But then it is worth remembering who Newcastle's sponsors are. This is the city that is the home of Northern Rock. It was apt, then, that Benitez has problems with his budget.
Obstinate as ever, he is refusing to back down in his row with co-owners Tom Hicks and George Gillett. 'We need to sign three - and I insist three - players now,' he said. 'They know that the manager needs to manage the squad and prepare the squad for this year and for the future.'
'It is not a draft. We know what the transfer window means in Europe. So you need to sign players and talk with the agents now. If not, we will lose some targets now and we will need to do something in the summer and it will be more expensive.'
Newcastle, meanwhile, are counting the cost of another embarrassment.
MAN OF THE MATCH: Steven Gerrard - An eloquent response after his ineffectual display for England. This was Gerrard at his rampaging best.
NEWCASTLE VERDICT: Allardyce has signed five defenders this summer yet Habib Beye, Enrique and Cacapa are already struggling. The defensive solidity that was his hallmark at Bolton looks a long way off. On this evidence, it is doubtful that he will be granted the time he wants.
LIVERPOOL VERDICT: They remain unbeaten and excellent away from home. Mediocre for the first half-hour and remarkably dominant for the last, it was a performance of three thirds, each with some improvement, but Gerrard, once again, provided the inspiration.
While Benitez abided by his favoured rotation policy, however, Momo Sissoko is hideously out of sorts and Harry Kewell made little impression on a rare start. Newcastle were so poor that it hardly mattered, however.
SCREEN TIME: The capacity of St James' Park has been reduced by one this season. The seat that used to be occupied by Freddy Shepherd has been ripped out and replaced by a television for Sam Allardyce, when he sits high up in the Milburn Stand.

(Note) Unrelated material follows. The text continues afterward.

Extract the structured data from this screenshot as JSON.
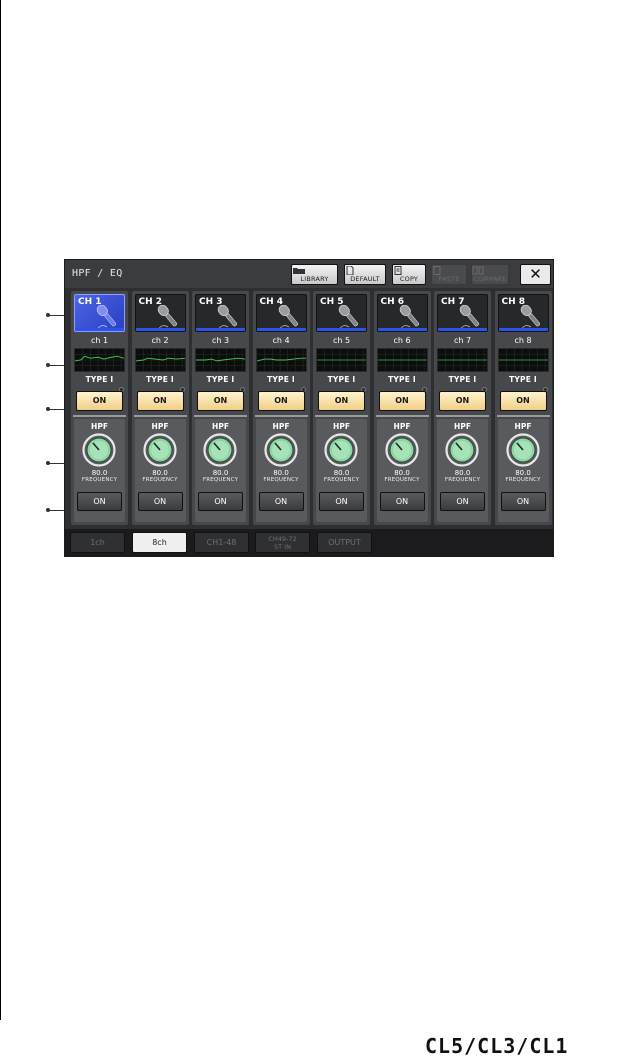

BRING BACK JACKIE: When the PA announcer asked Dennis Milburn to contact the nearest steward, a comment came: 'We need Jackie, too.'